[Dataset rows for apps and sites]
Content starts
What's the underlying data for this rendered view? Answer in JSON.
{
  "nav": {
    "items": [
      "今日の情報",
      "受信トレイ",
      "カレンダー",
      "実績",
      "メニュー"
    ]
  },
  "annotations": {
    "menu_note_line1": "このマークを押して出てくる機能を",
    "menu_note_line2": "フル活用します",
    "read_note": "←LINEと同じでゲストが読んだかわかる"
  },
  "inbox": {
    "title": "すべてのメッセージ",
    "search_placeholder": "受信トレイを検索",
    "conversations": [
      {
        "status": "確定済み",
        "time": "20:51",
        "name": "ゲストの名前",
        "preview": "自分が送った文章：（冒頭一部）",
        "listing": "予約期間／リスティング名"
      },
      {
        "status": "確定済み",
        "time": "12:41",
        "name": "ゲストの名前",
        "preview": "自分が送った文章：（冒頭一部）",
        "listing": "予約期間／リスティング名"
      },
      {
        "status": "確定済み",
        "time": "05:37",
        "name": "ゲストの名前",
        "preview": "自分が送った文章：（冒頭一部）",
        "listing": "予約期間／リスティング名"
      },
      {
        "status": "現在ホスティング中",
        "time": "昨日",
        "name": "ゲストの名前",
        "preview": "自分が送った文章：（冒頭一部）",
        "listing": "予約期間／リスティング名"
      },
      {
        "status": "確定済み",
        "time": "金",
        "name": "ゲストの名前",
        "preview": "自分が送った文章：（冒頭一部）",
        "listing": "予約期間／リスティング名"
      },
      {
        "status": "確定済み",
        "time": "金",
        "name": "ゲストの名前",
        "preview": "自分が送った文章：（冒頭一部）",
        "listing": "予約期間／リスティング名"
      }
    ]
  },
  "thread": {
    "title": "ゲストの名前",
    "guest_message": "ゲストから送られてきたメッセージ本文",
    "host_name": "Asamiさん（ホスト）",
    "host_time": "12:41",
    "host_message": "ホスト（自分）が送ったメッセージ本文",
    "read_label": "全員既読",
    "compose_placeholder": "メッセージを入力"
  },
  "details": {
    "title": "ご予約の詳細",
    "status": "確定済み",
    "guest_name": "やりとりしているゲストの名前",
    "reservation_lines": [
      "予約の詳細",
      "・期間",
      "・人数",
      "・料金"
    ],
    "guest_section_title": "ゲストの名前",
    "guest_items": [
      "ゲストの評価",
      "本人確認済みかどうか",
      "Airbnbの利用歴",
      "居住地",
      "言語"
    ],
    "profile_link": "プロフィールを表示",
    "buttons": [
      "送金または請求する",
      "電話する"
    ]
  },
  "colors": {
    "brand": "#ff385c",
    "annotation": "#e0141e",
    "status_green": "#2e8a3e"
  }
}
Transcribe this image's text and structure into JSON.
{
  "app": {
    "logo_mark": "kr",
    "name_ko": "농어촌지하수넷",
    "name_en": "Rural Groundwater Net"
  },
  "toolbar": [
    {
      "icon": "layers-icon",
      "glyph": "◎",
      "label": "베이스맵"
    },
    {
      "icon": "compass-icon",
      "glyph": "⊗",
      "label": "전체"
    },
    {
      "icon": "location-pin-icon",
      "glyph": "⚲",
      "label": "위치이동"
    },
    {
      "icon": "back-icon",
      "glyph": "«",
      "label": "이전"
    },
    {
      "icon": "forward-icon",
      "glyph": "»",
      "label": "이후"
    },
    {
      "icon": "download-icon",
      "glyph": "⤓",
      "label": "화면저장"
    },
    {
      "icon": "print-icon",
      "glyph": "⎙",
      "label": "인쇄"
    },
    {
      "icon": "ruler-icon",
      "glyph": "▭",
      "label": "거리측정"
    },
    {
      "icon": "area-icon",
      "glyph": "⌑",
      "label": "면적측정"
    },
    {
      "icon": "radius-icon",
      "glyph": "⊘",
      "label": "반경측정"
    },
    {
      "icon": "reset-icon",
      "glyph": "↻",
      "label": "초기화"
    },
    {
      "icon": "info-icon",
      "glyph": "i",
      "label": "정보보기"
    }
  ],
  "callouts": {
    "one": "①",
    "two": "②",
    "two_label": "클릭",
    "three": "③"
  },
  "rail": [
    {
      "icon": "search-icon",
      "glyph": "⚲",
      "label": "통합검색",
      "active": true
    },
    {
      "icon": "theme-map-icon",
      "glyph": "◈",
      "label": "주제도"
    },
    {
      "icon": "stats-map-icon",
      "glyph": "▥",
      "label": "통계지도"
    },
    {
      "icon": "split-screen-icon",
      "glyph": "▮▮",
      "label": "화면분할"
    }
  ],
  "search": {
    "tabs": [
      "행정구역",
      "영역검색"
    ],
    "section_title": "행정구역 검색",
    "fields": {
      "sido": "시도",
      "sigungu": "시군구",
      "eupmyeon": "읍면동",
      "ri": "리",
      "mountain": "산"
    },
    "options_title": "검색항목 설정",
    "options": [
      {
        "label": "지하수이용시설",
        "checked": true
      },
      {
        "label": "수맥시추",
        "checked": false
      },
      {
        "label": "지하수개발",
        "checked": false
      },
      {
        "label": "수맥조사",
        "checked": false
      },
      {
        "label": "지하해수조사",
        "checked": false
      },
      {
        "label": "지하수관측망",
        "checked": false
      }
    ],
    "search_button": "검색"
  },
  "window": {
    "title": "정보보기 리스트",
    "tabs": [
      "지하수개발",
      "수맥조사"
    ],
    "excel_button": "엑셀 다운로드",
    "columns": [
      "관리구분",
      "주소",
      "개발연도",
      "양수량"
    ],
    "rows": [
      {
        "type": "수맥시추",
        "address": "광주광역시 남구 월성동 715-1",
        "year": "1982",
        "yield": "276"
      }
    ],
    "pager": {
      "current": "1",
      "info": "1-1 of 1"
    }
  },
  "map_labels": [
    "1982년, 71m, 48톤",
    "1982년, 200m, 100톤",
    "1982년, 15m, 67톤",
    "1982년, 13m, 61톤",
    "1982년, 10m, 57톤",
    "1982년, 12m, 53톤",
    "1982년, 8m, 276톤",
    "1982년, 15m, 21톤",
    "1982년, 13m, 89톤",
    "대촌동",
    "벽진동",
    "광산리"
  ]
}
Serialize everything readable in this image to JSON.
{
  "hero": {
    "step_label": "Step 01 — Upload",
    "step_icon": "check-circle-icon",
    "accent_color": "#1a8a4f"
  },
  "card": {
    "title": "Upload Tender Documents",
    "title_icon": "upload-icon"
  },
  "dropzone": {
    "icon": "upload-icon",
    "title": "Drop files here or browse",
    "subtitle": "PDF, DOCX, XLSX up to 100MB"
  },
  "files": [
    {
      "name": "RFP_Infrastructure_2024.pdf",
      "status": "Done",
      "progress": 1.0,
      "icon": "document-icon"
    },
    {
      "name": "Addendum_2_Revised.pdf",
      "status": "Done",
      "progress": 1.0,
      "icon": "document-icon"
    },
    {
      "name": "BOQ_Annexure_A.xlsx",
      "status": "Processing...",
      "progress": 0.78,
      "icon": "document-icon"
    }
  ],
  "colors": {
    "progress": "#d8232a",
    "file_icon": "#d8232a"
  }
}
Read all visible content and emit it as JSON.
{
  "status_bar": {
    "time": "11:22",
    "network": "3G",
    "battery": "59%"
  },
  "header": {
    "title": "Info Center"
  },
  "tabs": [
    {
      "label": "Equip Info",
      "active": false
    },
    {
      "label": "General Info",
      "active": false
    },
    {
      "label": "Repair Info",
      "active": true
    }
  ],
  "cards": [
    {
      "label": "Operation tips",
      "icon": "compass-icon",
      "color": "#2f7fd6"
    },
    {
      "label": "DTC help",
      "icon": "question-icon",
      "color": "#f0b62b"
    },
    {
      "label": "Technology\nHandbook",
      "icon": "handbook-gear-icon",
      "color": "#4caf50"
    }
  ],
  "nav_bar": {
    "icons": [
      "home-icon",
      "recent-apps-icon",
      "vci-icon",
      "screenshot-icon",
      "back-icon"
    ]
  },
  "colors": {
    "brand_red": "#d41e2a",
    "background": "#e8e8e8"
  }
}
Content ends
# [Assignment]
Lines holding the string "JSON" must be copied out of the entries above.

# [Solution to the problem]
What's the underlying data for this rendered view? Answer in JSON.
Transcribe this image's text and structure into JSON.
Serialize everything readable in this image to JSON.
Read all visible content and emit it as JSON.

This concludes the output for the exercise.